DIRECTIONS FOR THIS TASK:
What lines in the records include the string "Internal"? Return each one.
━━━━━━━━━━━━━━━━━━━━━━━━━━━━━━
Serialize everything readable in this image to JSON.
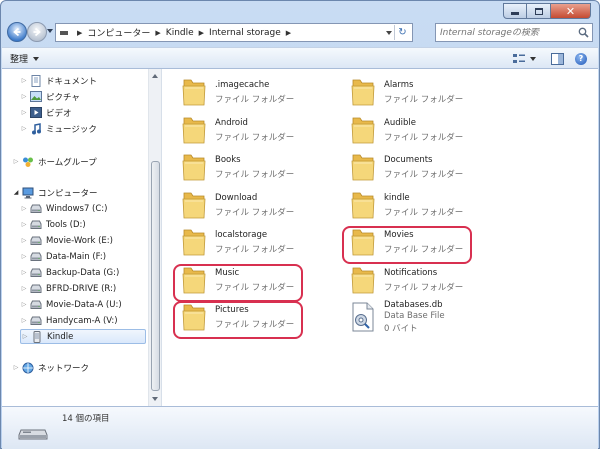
{
  "address": {
    "breadcrumbs": [
      "コンピューター",
      "Kindle",
      "Internal storage"
    ]
  },
  "search": {
    "placeholder": "Internal storageの検索"
  },
  "toolbar": {
    "organize_label": "整理"
  },
  "navpane": {
    "items": [
      {
        "label": "ドキュメント",
        "icon": "documents-icon",
        "level": 1
      },
      {
        "label": "ピクチャ",
        "icon": "pictures-icon",
        "level": 1
      },
      {
        "label": "ビデオ",
        "icon": "videos-icon",
        "level": 1
      },
      {
        "label": "ミュージック",
        "icon": "music-icon",
        "level": 1
      },
      {
        "label": "ホームグループ",
        "icon": "homegroup-icon",
        "level": 0
      },
      {
        "label": "コンピューター",
        "icon": "computer-icon",
        "level": 0
      },
      {
        "label": "Windows7 (C:)",
        "icon": "drive-icon",
        "level": 1
      },
      {
        "label": "Tools (D:)",
        "icon": "drive-icon",
        "level": 1
      },
      {
        "label": "Movie-Work (E:)",
        "icon": "drive-icon",
        "level": 1
      },
      {
        "label": "Data-Main (F:)",
        "icon": "drive-icon",
        "level": 1
      },
      {
        "label": "Backup-Data (G:)",
        "icon": "drive-icon",
        "level": 1
      },
      {
        "label": "BFRD-DRIVE (R:)",
        "icon": "drive-icon",
        "level": 1
      },
      {
        "label": "Movie-Data-A (U:)",
        "icon": "drive-icon",
        "level": 1
      },
      {
        "label": "Handycam-A (V:)",
        "icon": "drive-icon",
        "level": 1
      },
      {
        "label": "Kindle",
        "icon": "device-icon",
        "level": 1,
        "selected": true
      },
      {
        "label": "ネットワーク",
        "icon": "network-icon",
        "level": 0
      }
    ]
  },
  "files": [
    {
      "name": ".imagecache",
      "type": "ファイル フォルダー",
      "kind": "folder"
    },
    {
      "name": "Alarms",
      "type": "ファイル フォルダー",
      "kind": "folder"
    },
    {
      "name": "Android",
      "type": "ファイル フォルダー",
      "kind": "folder"
    },
    {
      "name": "Audible",
      "type": "ファイル フォルダー",
      "kind": "folder"
    },
    {
      "name": "Books",
      "type": "ファイル フォルダー",
      "kind": "folder"
    },
    {
      "name": "Documents",
      "type": "ファイル フォルダー",
      "kind": "folder"
    },
    {
      "name": "Download",
      "type": "ファイル フォルダー",
      "kind": "folder"
    },
    {
      "name": "kindle",
      "type": "ファイル フォルダー",
      "kind": "folder"
    },
    {
      "name": "localstorage",
      "type": "ファイル フォルダー",
      "kind": "folder"
    },
    {
      "name": "Movies",
      "type": "ファイル フォルダー",
      "kind": "folder",
      "highlighted": true
    },
    {
      "name": "Music",
      "type": "ファイル フォルダー",
      "kind": "folder",
      "highlighted": true
    },
    {
      "name": "Notifications",
      "type": "ファイル フォルダー",
      "kind": "folder"
    },
    {
      "name": "Pictures",
      "type": "ファイル フォルダー",
      "kind": "folder",
      "highlighted": true
    },
    {
      "name": "Databases.db",
      "type": "Data Base File",
      "size": "0 バイト",
      "kind": "file"
    }
  ],
  "status": {
    "item_count": "14 個の項目"
  },
  "colors": {
    "highlight": "#d83050",
    "folder": "#f2cf6a",
    "selection": "#dae8fb"
  }
}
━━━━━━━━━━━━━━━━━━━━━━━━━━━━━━
ANSWER:
      "Internal storage"
    "placeholder": "Internal storageの検索"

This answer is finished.